St. Petersburg – The first annual Education & Tasting Event (E.A.T.) kicked off last month with area specialist giving out sound advice when it comes to the health of local residents, especially African Americans.
“Diabetes is almost up to the number one killer of people of color,” said retired registered nurse and educator Catherine Crumbs, who spoke on the subject of diabetes. Before diabetes was discovered, those inflicted by it would often die, especially babies born to diabetic mothers.
She emphasized the history of African Americans who in the infant stages of understanding the disease would lose family members without knowing why.
Segregation played a big part. With African Americans not allowed into all hospitals and doctor’s offices, a lot of times they would die without knowing the cause.
“That’s a secret history, and that’s part of the problem,” said Crumbs who also believes that the older generations believed they were being cursed by God when they acquired certain diseases.
But registered nurses (RN) were on hand to help make sense of all the advancements in technology and research on diabetes and even hypertension.
Retired RN Barbara Stockton got the audience going with her presentation of exercises she learned by watching “Sit and Be Fit” on WUSF-TV. Each morning Stockton, who had open-heart surgery in 2006 and also has diabetes, exercises her body to help control not only her weight but her medication as well.
“I’m here today because I learned how to take control of my illness,” she said. She is down to just two insulin shots a day from the five she used to take. She plans for the doctor to soon reduce that as well. “A lot of the doctors didn’t think I was gonna make it, but I’m still here today.”
Although she made sure to give out a lengthy disclaimer, admitting the exercise program may not be for everyone, she couldn’t help but to encourage those who are restricted in their exercise regimen to give it a try.
“Some of us cannot do that five mile walk anymore,” chimed in RN Nancy Holcomb. She wants residents to be proactive and take advantage of the resources the community has to offer, as well as to help one another out in the inspiration department. “We can encourage those who can’t.”
Jessica Mon’e, a cardiovascular nurse at The Heart Failure Support Group, touched on the negative affect salt has on the body leading to serious conditions, such as hypertension, heart failure, and kidney failure. “Your body has to work harder in order to compensate for too much salt in our body,” she said.
The American Heart Association (AHA) recommends 1500mg of sodium intake a day for individuals, excluding competitive athletes and firefighters who lose large amounts of sodium in their sweat. If Americans would decrease their overall sodium intake to the recommended level, the AHA projects it could save over a million lives in the next ten years.

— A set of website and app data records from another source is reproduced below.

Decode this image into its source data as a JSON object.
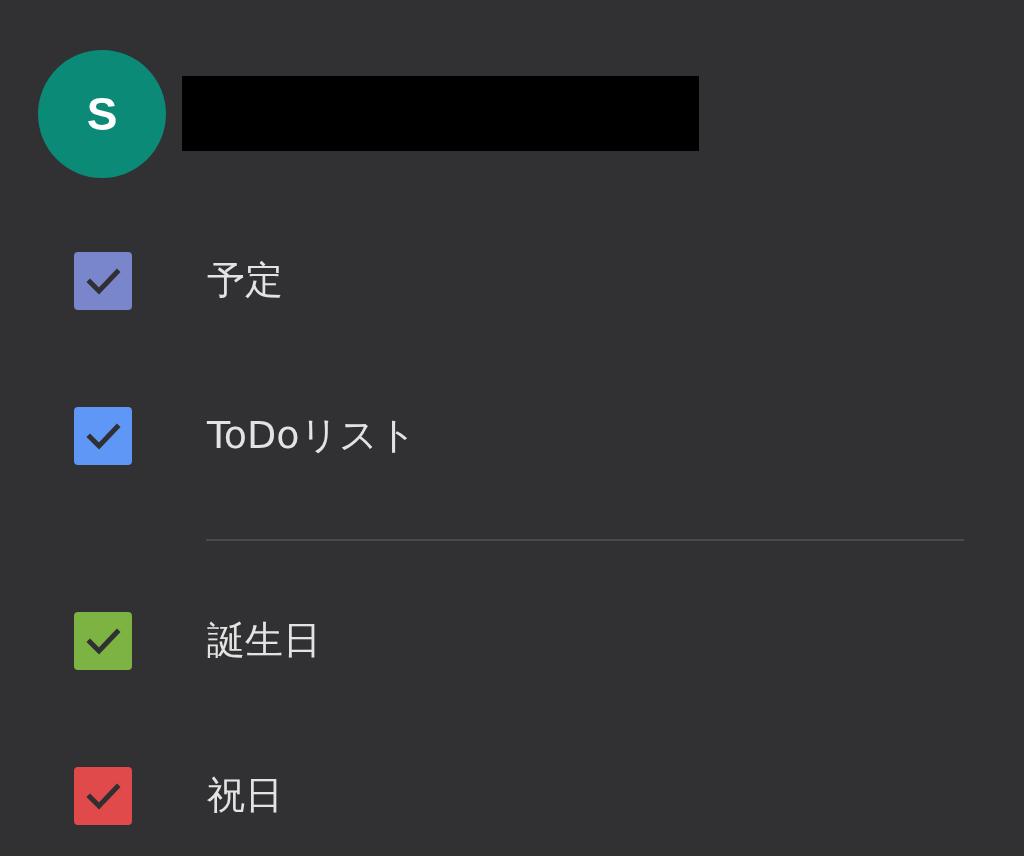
{
  "account": {
    "avatar_letter": "S",
    "name_redacted": true
  },
  "calendar_groups": [
    {
      "items": [
        {
          "label": "予定",
          "checked": true,
          "color": "#7986cb"
        },
        {
          "label": "ToDoリスト",
          "checked": true,
          "color": "#5e97f6"
        }
      ]
    },
    {
      "items": [
        {
          "label": "誕生日",
          "checked": true,
          "color": "#7cb342"
        },
        {
          "label": "祝日",
          "checked": true,
          "color": "#e04a4a"
        }
      ]
    }
  ]
}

Mon’e cautioned that it doesn’t take much to reach the 1500mg limit. “That’s three-fourths of a teaspoon, so you can imagine what you’re putting on your food when you’re cooking,” she said. “That [adds up to] a lot.”
Mon’e proceeded to quiz the audience on how much sodium is hidden in some of their favorite foods to prove her point. Eager participants played along as she had them envisioning holiday dinners or a family picnic. Most wouldn’t think that piling their plate with corn on the cob, collard greens, mashed potatoes and some chicken would result with hypertension, but when you start to add up the sodium, the results are somewhat alarming.
With a cup of collard greens cooked with pork containing a whopping 353mg of sodium, a huge chunk of the daily intake is already being used up. A serving of canned carrots measured 552 mg, while a cup of baked beans equaled 871mg.
How much in one slice of ham? Well Mon’e recited an unbelievable 1417 mg of sodium.
“You really want to think about how much sodium is in that food there,” she said signifying the biggest offenders being canned foods. Packed with preservatives, consumers can be fooled into thinking they’re eating healthy, when indeed they are contributing to their health issues.
Cynthia Tomalin, a peer community advocate for the Healthy Start Project at All Children’s Hospital and John Hopkins, is mostly concerned with reducing the infant mortality rate in the city, particularly amongst black women who she states have a three times higher rate of dying than any other race. Currently she is enrolling females aged 14-45 in a program that will help to educate them on how to be healthier.
“We are highest at risk for hypertension, diabetes, obesity, poor nutrition, a lack of exercise and stress,” said Tomalin who acknowledges this is a national issue. Locally women living in the 33711, 33712, 33713,337 01 and 33705 area codes have the highest incidences of loss.
But the tasting part of the day was by far the fan favorite. With a countless amount of healthy foods to try, All Children’s Hospital’s Fit for All Kids Manager, Kellie Gilmore hoped the fun event would encourage others to take a look at their food choices and make better ones.
One way she hopes to get families involved is with a cook-off entitled, “Mom and Me,” in which both adults and kids will get a chance to test their healthy cooking skill and compete for prizes. Gift cards from Publix, Kohls and even Toys R Us will be up for grabs.
Check out how to sign up by going to www.fit4allkids.org, but you better hurry as preregistration is required if you want to be part of the cook off.
To reach Holly Kestenis, email firstname.lastname@example.org